Your task: For the word "this", count the lines below that contain it. Give the number alone.

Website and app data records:

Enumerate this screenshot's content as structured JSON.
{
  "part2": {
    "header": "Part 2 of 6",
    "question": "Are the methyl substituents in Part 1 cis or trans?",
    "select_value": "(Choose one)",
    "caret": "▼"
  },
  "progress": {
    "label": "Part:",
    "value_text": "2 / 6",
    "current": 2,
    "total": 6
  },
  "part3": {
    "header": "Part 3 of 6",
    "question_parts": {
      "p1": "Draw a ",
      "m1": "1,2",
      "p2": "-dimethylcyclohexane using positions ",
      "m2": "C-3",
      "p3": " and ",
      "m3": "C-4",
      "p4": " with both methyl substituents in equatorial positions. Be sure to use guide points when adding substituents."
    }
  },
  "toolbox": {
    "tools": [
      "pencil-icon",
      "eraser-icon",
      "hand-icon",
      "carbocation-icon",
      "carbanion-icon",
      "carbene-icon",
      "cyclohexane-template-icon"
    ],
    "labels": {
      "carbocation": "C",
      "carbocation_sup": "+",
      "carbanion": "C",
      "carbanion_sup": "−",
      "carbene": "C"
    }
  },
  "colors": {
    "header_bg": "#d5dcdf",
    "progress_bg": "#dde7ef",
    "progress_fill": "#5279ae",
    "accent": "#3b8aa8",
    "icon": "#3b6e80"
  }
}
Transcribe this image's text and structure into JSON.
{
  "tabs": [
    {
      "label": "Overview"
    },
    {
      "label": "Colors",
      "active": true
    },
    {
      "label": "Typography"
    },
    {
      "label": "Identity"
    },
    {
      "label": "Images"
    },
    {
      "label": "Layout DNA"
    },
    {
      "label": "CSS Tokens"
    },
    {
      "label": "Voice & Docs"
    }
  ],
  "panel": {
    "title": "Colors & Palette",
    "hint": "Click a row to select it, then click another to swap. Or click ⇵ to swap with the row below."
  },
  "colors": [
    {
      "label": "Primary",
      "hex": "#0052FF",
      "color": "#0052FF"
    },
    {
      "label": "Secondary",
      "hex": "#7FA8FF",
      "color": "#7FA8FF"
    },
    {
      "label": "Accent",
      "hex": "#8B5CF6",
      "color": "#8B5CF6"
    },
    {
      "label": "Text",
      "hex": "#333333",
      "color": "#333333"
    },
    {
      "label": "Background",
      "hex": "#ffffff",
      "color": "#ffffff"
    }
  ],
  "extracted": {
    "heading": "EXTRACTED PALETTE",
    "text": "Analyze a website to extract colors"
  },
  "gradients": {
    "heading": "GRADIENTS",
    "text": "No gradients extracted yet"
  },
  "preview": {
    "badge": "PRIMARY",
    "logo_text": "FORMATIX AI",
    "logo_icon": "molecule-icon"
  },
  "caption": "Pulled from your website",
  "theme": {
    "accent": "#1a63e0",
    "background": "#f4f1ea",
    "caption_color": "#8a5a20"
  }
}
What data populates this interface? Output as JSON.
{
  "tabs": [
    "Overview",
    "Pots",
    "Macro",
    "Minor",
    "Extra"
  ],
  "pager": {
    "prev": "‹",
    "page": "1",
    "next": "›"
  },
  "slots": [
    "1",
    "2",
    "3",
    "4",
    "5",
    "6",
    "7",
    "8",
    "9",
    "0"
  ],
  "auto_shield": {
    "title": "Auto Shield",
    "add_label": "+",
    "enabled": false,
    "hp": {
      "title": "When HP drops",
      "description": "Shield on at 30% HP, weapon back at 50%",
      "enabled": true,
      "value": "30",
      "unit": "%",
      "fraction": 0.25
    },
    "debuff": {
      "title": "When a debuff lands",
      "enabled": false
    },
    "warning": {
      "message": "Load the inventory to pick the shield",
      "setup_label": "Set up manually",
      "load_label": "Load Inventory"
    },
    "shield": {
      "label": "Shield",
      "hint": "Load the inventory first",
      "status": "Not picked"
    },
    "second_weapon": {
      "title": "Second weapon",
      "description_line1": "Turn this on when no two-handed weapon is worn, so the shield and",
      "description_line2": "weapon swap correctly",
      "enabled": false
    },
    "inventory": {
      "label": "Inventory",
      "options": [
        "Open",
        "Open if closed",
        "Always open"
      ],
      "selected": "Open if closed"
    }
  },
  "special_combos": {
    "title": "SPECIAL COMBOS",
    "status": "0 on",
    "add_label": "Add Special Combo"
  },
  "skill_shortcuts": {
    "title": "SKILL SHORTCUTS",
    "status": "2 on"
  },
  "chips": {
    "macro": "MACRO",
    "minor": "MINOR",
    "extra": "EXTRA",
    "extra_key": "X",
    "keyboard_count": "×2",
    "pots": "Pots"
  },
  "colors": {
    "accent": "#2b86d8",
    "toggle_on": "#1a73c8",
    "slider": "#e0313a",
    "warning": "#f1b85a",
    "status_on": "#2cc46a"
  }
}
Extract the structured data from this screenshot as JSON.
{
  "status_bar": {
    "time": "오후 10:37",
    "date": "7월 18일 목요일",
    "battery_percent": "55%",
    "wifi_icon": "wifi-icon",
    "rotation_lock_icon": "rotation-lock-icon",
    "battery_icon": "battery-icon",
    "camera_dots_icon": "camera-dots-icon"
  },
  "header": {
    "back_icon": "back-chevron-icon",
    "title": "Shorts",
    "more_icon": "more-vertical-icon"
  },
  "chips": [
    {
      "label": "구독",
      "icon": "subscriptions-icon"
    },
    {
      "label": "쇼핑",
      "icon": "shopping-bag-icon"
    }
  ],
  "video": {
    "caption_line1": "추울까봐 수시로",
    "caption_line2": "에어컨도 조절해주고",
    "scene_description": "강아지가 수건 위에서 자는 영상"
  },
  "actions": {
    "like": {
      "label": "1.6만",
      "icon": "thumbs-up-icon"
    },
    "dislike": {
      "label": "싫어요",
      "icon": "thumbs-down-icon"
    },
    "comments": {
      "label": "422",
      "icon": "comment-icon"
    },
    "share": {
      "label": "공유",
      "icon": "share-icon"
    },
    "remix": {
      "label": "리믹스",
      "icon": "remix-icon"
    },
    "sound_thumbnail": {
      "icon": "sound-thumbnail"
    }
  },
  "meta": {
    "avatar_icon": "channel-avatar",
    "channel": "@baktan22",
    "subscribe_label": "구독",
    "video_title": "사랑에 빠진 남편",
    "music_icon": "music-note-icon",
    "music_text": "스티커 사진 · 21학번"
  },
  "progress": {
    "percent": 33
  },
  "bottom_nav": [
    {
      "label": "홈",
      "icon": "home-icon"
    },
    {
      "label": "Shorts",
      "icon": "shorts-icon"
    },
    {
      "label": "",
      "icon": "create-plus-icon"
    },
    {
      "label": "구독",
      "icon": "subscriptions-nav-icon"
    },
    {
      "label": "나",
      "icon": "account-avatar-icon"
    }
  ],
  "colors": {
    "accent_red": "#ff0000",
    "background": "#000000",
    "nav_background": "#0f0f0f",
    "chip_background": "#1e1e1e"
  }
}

Task answer: 5